===== DATA UNDER STUDY =====

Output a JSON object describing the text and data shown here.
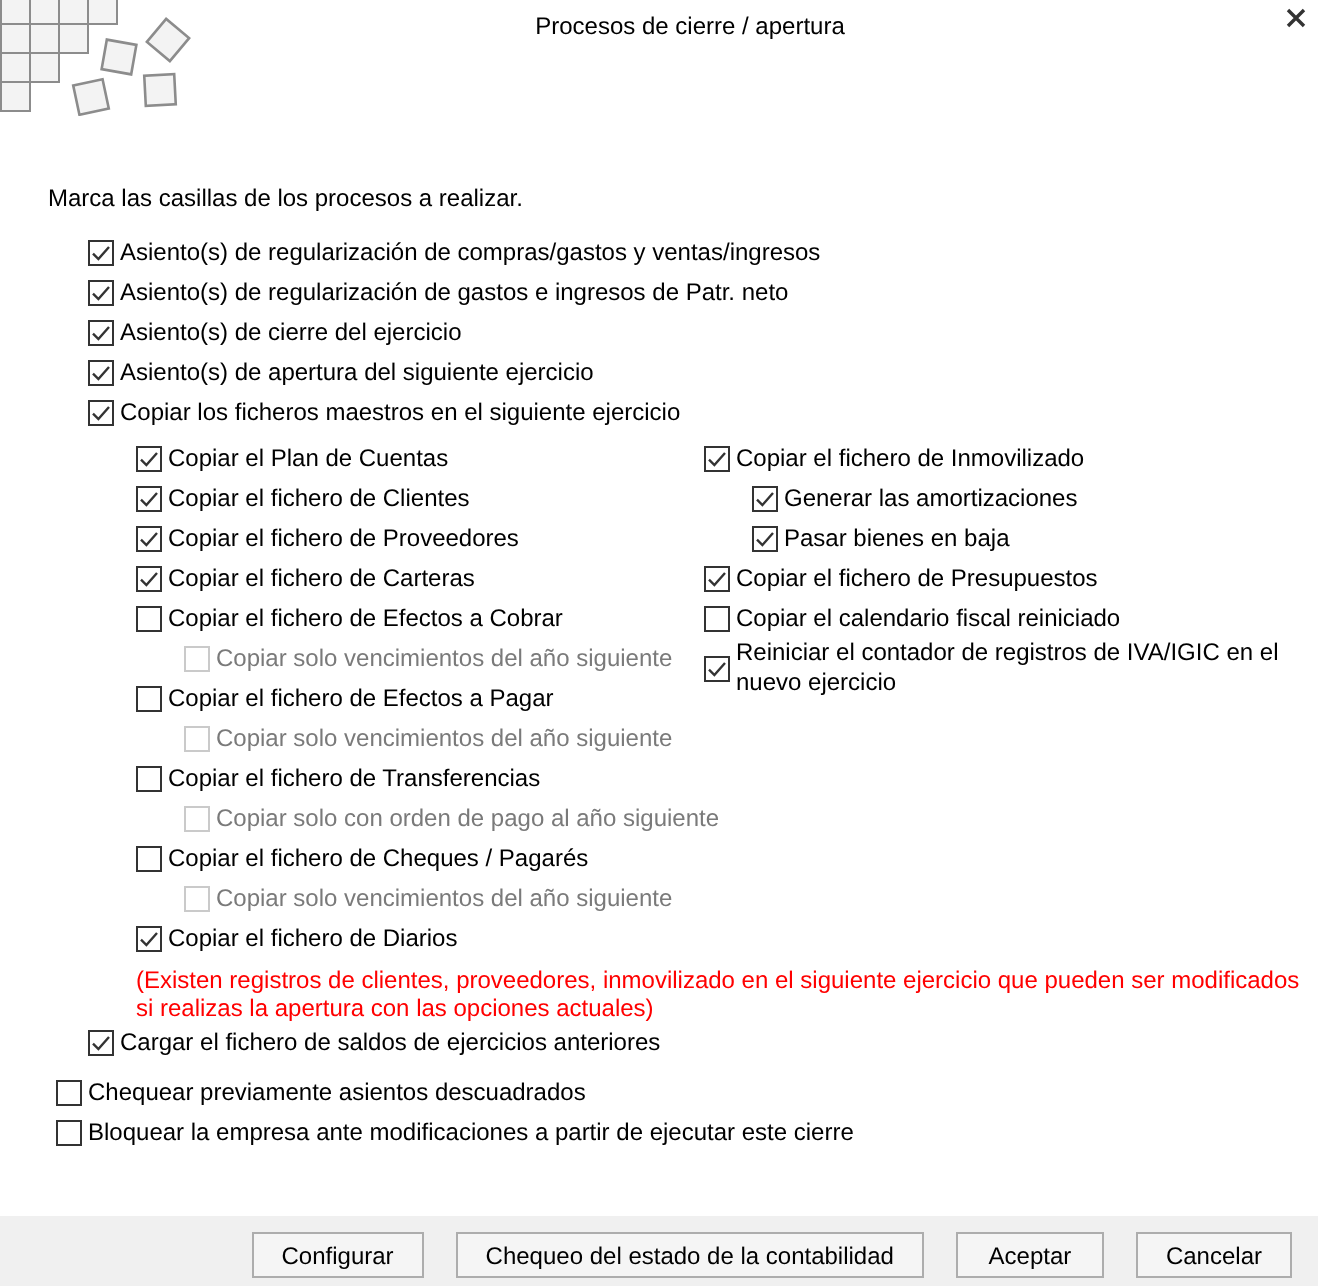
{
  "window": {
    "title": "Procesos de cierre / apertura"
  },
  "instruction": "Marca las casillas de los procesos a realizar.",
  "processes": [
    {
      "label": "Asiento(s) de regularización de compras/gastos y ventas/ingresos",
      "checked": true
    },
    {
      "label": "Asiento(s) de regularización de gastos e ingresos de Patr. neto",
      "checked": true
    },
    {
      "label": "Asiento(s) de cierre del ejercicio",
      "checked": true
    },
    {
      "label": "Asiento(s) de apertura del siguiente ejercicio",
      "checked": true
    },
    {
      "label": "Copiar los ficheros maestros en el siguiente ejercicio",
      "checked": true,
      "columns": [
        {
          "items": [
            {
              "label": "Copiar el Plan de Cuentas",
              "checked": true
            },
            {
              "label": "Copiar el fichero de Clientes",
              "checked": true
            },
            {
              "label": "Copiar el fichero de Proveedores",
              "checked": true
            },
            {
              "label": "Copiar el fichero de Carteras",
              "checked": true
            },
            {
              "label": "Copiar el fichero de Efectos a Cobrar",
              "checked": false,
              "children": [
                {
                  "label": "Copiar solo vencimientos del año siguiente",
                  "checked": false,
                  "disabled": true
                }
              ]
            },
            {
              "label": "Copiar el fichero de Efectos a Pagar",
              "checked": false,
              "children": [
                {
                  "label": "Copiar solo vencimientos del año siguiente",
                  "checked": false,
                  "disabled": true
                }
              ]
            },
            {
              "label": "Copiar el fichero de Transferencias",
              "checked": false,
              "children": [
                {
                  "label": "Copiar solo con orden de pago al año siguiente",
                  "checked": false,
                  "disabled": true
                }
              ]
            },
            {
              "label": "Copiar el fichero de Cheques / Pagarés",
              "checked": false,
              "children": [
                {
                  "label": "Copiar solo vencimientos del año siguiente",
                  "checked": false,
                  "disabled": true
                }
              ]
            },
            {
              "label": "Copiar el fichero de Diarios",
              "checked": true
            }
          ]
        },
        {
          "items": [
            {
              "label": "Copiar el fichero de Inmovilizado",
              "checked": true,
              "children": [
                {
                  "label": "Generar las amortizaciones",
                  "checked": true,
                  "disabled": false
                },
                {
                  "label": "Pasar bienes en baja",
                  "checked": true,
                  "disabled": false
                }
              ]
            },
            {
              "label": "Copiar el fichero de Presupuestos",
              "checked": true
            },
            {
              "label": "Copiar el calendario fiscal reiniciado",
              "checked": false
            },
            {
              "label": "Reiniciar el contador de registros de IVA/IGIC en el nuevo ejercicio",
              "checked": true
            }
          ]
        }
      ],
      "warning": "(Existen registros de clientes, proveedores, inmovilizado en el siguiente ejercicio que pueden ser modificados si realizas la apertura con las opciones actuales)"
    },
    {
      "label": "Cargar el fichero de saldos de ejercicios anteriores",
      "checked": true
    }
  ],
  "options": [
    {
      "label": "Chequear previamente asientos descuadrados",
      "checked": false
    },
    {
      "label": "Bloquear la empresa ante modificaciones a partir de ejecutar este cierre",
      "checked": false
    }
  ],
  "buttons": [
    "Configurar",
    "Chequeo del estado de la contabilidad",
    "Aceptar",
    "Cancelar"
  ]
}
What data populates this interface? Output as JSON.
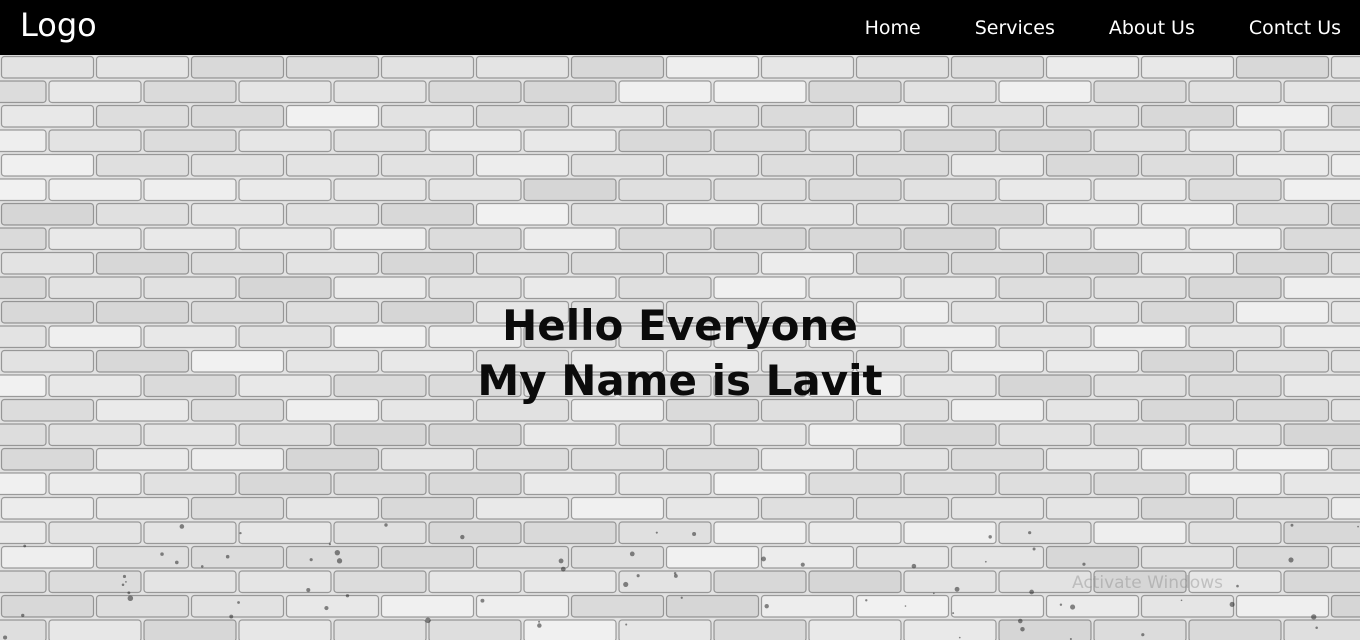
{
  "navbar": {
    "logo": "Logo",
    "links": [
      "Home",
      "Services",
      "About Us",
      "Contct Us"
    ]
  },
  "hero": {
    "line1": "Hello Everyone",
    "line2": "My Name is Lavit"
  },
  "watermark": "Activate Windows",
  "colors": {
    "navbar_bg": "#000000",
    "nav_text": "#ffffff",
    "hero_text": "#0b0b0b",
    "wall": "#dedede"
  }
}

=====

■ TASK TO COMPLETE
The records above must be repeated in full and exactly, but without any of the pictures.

■ YOUR RESPONSE
Output a JSON object describing the text and data shown here.
{
  "window": {
    "title": "Procesos de cierre / apertura"
  },
  "instruction": "Marca las casillas de los procesos a realizar.",
  "processes": [
    {
      "label": "Asiento(s) de regularización de compras/gastos y ventas/ingresos",
      "checked": true
    },
    {
      "label": "Asiento(s) de regularización de gastos e ingresos de Patr. neto",
      "checked": true
    },
    {
      "label": "Asiento(s) de cierre del ejercicio",
      "checked": true
    },
    {
      "label": "Asiento(s) de apertura del siguiente ejercicio",
      "checked": true
    },
    {
      "label": "Copiar los ficheros maestros en el siguiente ejercicio",
      "checked": true,
      "columns": [
        {
          "items": [
            {
              "label": "Copiar el Plan de Cuentas",
              "checked": true
            },
            {
              "label": "Copiar el fichero de Clientes",
              "checked": true
            },
            {
              "label": "Copiar el fichero de Proveedores",
              "checked": true
            },
            {
              "label": "Copiar el fichero de Carteras",
              "checked": true
            },
            {
              "label": "Copiar el fichero de Efectos a Cobrar",
              "checked": false,
              "children": [
                {
                  "label": "Copiar solo vencimientos del año siguiente",
                  "checked": false,
                  "disabled": true
                }
              ]
            },
            {
              "label": "Copiar el fichero de Efectos a Pagar",
              "checked": false,
              "children": [
                {
                  "label": "Copiar solo vencimientos del año siguiente",
                  "checked": false,
                  "disabled": true
                }
              ]
            },
            {
              "label": "Copiar el fichero de Transferencias",
              "checked": false,
              "children": [
                {
                  "label": "Copiar solo con orden de pago al año siguiente",
                  "checked": false,
                  "disabled": true
                }
              ]
            },
            {
              "label": "Copiar el fichero de Cheques / Pagarés",
              "checked": false,
              "children": [
                {
                  "label": "Copiar solo vencimientos del año siguiente",
                  "checked": false,
                  "disabled": true
                }
              ]
            },
            {
              "label": "Copiar el fichero de Diarios",
              "checked": true
            }
          ]
        },
        {
          "items": [
            {
              "label": "Copiar el fichero de Inmovilizado",
              "checked": true,
              "children": [
                {
                  "label": "Generar las amortizaciones",
                  "checked": true,
                  "disabled": false
                },
                {
                  "label": "Pasar bienes en baja",
                  "checked": true,
                  "disabled": false
                }
              ]
            },
            {
              "label": "Copiar el fichero de Presupuestos",
              "checked": true
            },
            {
              "label": "Copiar el calendario fiscal reiniciado",
              "checked": false
            },
            {
              "label": "Reiniciar el contador de registros de IVA/IGIC en el nuevo ejercicio",
              "checked": true
            }
          ]
        }
      ],
      "warning": "(Existen registros de clientes, proveedores, inmovilizado en el siguiente ejercicio que pueden ser modificados si realizas la apertura con las opciones actuales)"
    },
    {
      "label": "Cargar el fichero de saldos de ejercicios anteriores",
      "checked": true
    }
  ],
  "options": [
    {
      "label": "Chequear previamente asientos descuadrados",
      "checked": false
    },
    {
      "label": "Bloquear la empresa ante modificaciones a partir de ejecutar este cierre",
      "checked": false
    }
  ],
  "buttons": [
    "Configurar",
    "Chequeo del estado de la contabilidad",
    "Aceptar",
    "Cancelar"
  ]
}
What data populates this interface? Output as JSON.
{
  "navbar": {
    "logo": "Logo",
    "links": [
      "Home",
      "Services",
      "About Us",
      "Contct Us"
    ]
  },
  "hero": {
    "line1": "Hello Everyone",
    "line2": "My Name is Lavit"
  },
  "watermark": "Activate Windows",
  "colors": {
    "navbar_bg": "#000000",
    "nav_text": "#ffffff",
    "hero_text": "#0b0b0b",
    "wall": "#dedede"
  }
}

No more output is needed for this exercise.